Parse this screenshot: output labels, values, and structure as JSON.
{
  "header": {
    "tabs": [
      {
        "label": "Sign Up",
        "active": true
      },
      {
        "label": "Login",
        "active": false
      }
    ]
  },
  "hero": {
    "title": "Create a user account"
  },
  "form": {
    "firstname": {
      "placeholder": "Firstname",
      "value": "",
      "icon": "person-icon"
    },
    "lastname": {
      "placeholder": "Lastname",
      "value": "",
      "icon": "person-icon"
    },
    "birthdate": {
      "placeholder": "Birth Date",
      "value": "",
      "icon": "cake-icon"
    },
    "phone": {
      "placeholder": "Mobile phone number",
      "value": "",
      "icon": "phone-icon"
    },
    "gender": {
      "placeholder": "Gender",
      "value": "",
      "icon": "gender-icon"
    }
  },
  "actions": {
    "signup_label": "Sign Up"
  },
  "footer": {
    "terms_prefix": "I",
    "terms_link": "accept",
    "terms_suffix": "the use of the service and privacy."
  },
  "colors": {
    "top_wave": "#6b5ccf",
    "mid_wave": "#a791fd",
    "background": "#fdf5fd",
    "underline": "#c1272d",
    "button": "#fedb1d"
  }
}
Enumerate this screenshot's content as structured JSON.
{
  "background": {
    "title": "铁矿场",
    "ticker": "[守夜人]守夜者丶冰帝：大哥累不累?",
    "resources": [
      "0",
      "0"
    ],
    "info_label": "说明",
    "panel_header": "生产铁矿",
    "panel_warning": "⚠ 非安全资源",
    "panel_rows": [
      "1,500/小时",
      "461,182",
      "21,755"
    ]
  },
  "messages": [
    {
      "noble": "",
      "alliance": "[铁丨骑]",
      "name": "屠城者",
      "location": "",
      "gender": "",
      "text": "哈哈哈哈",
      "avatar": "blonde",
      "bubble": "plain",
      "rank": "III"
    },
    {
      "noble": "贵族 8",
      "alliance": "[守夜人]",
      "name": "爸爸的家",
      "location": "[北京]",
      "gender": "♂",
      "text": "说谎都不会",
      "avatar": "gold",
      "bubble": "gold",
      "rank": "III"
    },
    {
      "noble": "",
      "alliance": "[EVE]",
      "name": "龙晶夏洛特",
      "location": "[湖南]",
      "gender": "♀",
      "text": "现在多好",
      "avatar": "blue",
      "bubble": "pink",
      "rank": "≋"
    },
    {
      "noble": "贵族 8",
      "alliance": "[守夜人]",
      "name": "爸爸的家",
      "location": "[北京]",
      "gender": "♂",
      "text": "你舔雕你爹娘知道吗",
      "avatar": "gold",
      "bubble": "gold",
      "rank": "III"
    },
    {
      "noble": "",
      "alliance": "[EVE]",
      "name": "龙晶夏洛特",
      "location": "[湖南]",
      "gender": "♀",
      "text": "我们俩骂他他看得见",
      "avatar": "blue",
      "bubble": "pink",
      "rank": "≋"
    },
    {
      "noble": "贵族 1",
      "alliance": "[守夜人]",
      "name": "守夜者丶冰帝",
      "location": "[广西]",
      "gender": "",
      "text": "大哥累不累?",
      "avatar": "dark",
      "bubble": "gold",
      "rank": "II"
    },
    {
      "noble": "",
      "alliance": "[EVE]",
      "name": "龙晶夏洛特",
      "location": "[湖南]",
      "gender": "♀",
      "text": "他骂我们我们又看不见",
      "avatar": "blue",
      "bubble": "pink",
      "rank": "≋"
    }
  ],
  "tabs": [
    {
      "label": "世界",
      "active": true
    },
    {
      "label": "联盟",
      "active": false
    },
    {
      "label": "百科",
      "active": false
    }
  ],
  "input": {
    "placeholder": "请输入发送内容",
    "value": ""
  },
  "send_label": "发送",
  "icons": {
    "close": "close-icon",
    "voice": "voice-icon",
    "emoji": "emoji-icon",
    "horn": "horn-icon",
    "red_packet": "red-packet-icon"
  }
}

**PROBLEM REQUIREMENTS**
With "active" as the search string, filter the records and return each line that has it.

**EXPECTED ANSWER**
        "active": true
        "active": false
      "active": true
      "active": false
      "active": false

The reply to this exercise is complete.